The government is planning to launch an “air security” unit for Islamabad from this week, Interior Minister Sheikh Rashid Ahmed announced on Monday, adding that 12 drones would be utilized to ensure security for the federal capital’s citizens.
While he did not provide any additional details on the drone security system, he told a press conference that it would help ensure foolproof security. As part of this initiative, he said, 1,000 additional personnel were being inducted into the Islamabad police, and authorities were also purchasing two locators that could track suspects through cellphone signals.
The minister updated journalists on the government’s measures to counter fake coronavirus vaccination certificates, stressing that a crackdown had been launched against anyone involved in issuing fake or illegal documents. There would be a zero tolerance policy against anyone found to be involved in such activities, he added.
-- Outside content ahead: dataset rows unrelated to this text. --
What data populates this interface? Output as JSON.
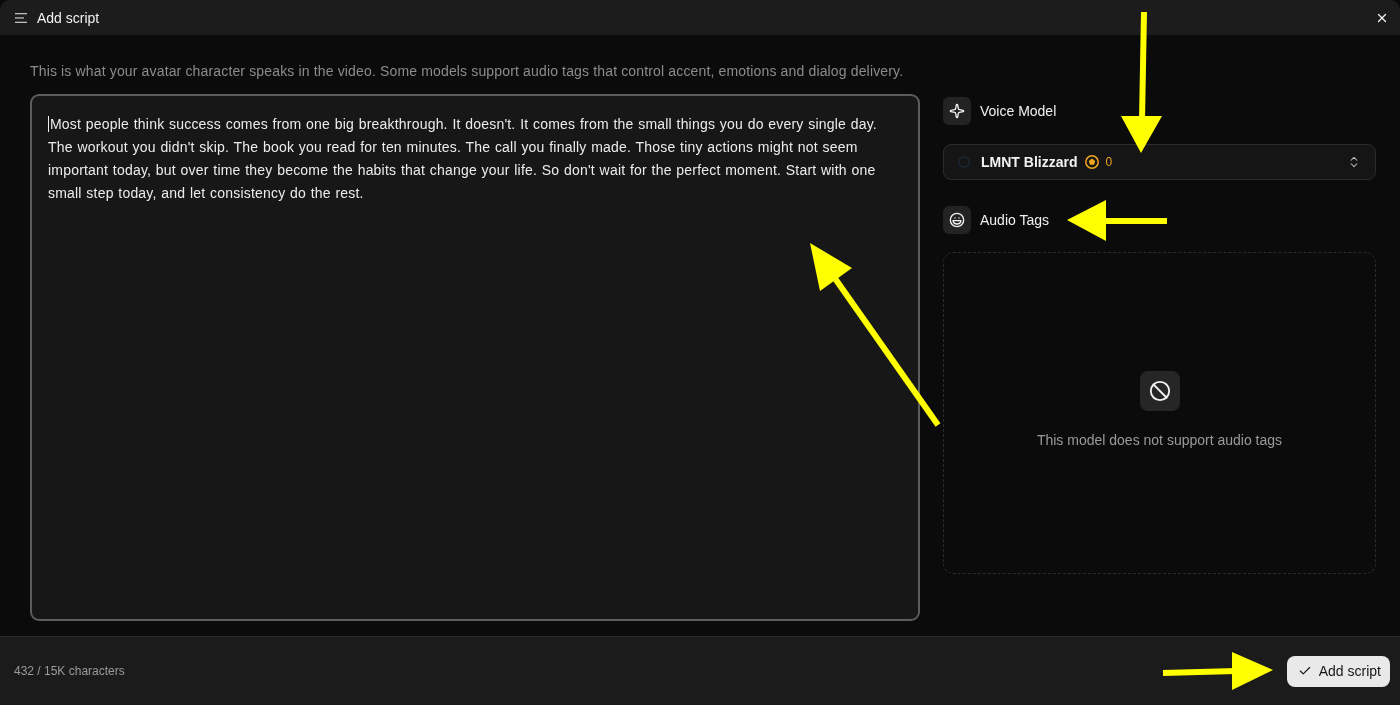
{
  "dialog": {
    "title": "Add script",
    "description": "This is what your avatar character speaks in the video. Some models support audio tags that control accent, emotions and dialog delivery.",
    "script": {
      "value": "Most people think success comes from one big breakthrough. It doesn't. It comes from the small things you do every single day. The workout you didn't skip. The book you read for ten minutes. The call you finally made. Those tiny actions might not seem important today, but over time they become the habits that change your life. So don't wait for the perfect moment. Start with one small step today, and let consistency do the rest.",
      "focused": true
    },
    "voice_model": {
      "heading": "Voice Model",
      "selected_model": "LMNT Blizzard",
      "credits": "0"
    },
    "audio_tags": {
      "heading": "Audio Tags",
      "empty_message": "This model does not support audio tags"
    },
    "footer": {
      "character_count": "432 / 15K characters",
      "submit_button": "Add script"
    }
  }
}
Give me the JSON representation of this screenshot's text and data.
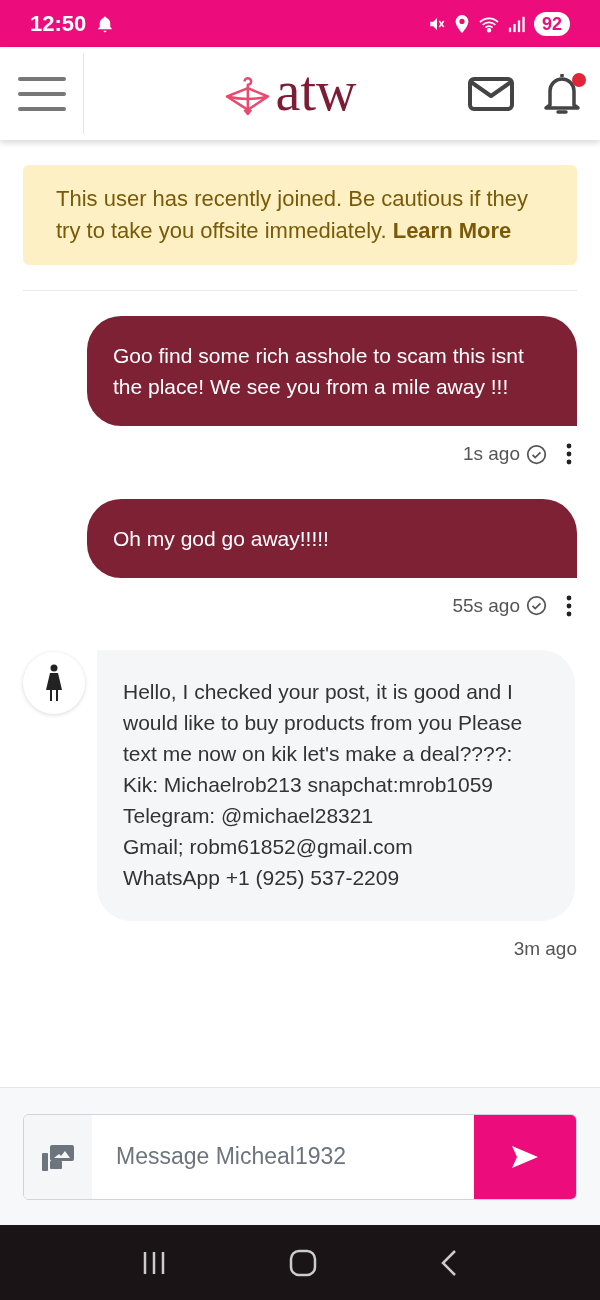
{
  "status_bar": {
    "time": "12:50",
    "battery": "92"
  },
  "header": {
    "logo_text": "atw",
    "unread_notifications": true
  },
  "notice": {
    "text": "This user has recently joined. Be cautious if they try to take you offsite immediately.",
    "link": "Learn More"
  },
  "messages": [
    {
      "kind": "sent",
      "text": "Goo find some rich asshole to scam this isnt the place! We see you from a mile away !!!",
      "time": "1s ago"
    },
    {
      "kind": "sent",
      "text": "Oh my god go away!!!!!",
      "time": "55s ago"
    },
    {
      "kind": "received",
      "text": "Hello, I checked your post, it is good and I would like to buy products from you Please text me now on kik let's make a deal????: Kik: Michaelrob213 snapchat:mrob1059 Telegram: @michael28321\nGmail; robm61852@gmail.com\nWhatsApp +1 (925) 537-2209",
      "time": "3m ago"
    }
  ],
  "composer": {
    "placeholder": "Message Micheal1932"
  }
}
On the issue of passports, Rashid said his ministry had fixed a Rs. 10,000 fee for people requiring emergency passports within a day. The ordinary fee, he said, would be Rs. 5,000-8,000.
Referring to public complaints on fake national identity cards, the minister said the government had started to act against the people responsible, adding that 136 officials had already been suspended from services, while 90 inquiries were ongoing and 300 charge sheets had been issued. He said the federal cabinet was considering offering amnesty to people with multiple passports or CNICs.
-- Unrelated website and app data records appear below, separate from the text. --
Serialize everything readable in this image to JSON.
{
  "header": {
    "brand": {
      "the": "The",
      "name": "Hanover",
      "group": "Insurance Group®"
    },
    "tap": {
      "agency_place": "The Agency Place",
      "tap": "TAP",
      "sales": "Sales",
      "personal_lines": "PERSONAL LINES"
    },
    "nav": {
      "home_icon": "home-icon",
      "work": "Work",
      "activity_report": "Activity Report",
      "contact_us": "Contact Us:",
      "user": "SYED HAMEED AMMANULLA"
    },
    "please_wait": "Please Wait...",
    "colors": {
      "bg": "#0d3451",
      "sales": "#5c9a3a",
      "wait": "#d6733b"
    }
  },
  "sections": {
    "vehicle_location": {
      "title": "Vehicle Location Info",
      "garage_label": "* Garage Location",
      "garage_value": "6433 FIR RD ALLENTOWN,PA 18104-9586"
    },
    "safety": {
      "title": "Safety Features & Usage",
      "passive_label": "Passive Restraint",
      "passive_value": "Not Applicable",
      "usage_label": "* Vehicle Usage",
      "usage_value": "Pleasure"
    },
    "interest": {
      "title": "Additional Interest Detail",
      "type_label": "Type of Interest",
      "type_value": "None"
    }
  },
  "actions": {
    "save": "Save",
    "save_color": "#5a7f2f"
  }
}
On the issue of visas for Afghan citizens, Rashid said the existing visa-on-arrival system would be replaced with an online visa system within three weeks. The government is also considering waiving off visa fees to facilitate people, he added. Since Aug. 15—when the Taliban assumed control of Kabul—he said around 20,000 people had entered Pakistan from Afghanistan, while 6,000 had traveled from Pakistan to Afghanistan. Of this number, he said that around 10,000 had been foreign nationals who had traveled to their home states via Pakistan.
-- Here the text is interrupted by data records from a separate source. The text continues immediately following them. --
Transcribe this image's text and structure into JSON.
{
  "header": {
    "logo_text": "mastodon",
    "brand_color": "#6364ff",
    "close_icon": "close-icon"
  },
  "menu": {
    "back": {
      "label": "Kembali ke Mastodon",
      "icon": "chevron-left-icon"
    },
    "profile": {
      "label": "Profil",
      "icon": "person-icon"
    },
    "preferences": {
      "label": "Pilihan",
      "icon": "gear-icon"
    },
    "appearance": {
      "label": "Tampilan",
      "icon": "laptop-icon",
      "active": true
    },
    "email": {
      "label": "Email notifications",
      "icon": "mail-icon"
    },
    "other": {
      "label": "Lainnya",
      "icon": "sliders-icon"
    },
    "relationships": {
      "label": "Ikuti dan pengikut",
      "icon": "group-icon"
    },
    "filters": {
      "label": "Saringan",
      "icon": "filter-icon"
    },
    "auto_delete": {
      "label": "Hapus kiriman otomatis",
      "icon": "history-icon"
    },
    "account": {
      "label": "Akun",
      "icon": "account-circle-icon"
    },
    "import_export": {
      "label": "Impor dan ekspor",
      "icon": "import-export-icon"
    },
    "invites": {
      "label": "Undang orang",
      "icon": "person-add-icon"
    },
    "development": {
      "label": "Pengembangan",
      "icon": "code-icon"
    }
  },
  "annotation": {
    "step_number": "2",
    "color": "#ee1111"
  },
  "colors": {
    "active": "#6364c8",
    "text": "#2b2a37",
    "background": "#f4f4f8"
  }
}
The interior minister said the government was utilizing an International Border Management System at the Chaman border crossing, noting that 16 terminals had already been installed, with a planned expansion of five more terminals. He said the government had deployed NADRA mobile vans at the Torkham and Chaman border crossings to facilitate people at checkpoints. He said the government was working on a policy to extend CNIC facilities for far-flung areas of Skardu.
To a question, he said he was not aware of any talks between the government and groups of the banned Tehreek-e-Taliban Pakistan—as told to an international media outlet by Prime Minister Imran Khan last week—and it was too soon to comment on it. “The Ministry of Interior has no role in this [talks with the TTP], and if the Taliban are engaged in any dialogue then it is not in my knowledge,” he said, adding that any decisions on this were being taken by Prime Minister Imran Khan.